About the Authors
Dr. W.A. (Bill) Rivera, is the Director of the Laboratory for Unconventional Conflict Analysis and Simulation (LUCAS) and founder and CEO of Computational Security Services (CSS), a firm that integrates theory, empirical research, and computational science to solve complex problems. He was also the PI for a Minerva Initiative grant that examined the resilience of influence communities and the lead designer and architect of Project Hermes 2.0, a computational security studies toolkit that combines social network, natural language, and geospatial analysis with Machine Learning and Artificial Intelligence tools to model and experiment with strategic influence.
Dr. Rivera is also an expert on Iran’s grand strategy and decisionmaking. His theoretical foundation in complex adaptive systems and phenomenology provide a robust framework for analyzing influence communities and measuring the influence of state and non-state actors on these communities, which speaks directly to such vital issues as recruitment and radicalization by violent extremist organizations, state-sponsored misinformation campaigns, and influence campaigns as grand strategy.
Lieutenant Colonel Arnel P. David is a US Army Strategist and Civil Affairs Officer serving in the British Army. He is a coauthor of the recently published Military Strategy in the 21st Century: People, Connectivity, and Competition.

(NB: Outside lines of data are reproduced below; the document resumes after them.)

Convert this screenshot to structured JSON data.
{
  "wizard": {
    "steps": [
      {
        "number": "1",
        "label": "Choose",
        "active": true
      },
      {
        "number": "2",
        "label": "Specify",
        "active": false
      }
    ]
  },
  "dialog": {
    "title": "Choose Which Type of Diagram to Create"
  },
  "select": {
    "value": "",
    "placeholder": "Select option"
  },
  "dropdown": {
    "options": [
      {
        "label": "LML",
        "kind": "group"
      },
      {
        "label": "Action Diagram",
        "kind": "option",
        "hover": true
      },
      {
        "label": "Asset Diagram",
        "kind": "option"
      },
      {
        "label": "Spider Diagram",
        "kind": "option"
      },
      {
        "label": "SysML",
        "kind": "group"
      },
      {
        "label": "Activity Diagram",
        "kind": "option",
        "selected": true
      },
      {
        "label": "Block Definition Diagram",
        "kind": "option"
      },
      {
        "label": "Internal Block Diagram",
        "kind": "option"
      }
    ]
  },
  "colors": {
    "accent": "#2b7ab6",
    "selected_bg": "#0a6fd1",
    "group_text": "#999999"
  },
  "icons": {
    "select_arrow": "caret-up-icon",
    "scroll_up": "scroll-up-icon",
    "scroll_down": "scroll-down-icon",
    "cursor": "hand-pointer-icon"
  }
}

The opinions, conclusions and recommendations expressed or implied above are those of the authors and do not reflect the views of any organization or any entity of the U.S. or U.K. governments.
This article was first published in the Small Wars Journal here.
[iii] James M. Dubik, “It’s Time to Strategize for the Next Fight,” Army Magazine, (January 2019)
[iv] Norman Dixon, On the Psychology of Military Incompetence (NY: Basic Books, 1976): 15
[v] Antulio J. Echevarria II, Toward an American Way of War (Carlisle, PA: US Army War College, Strategic Studies Institute, March 2004), p.1.
[ix] The DOD’s dictionary of terms does not include Lethality, https://www.jcs.mil/Portals/36/Documents/Doctrine/pubs/dictionary.pdf
[xii] Ajit Maan, Narrative Warfare (KY: Narrative Strategies Ink, 2018).
[xiii] Charles T. Cleveland et al. Military Strategy in the 21st Century: People, Connectivity, and Competition (NY: Cambria, 2018).
[xiv] Rivera, Iranian Strategic Influence, forthcoming.
[xv] Stefan J. Banach, “Virtual War: A Revolution in Human Affairs,” Small Wars Journal, https://smallwarsjournal.com/jrnl/art/virtual-war-revolution-human-affairs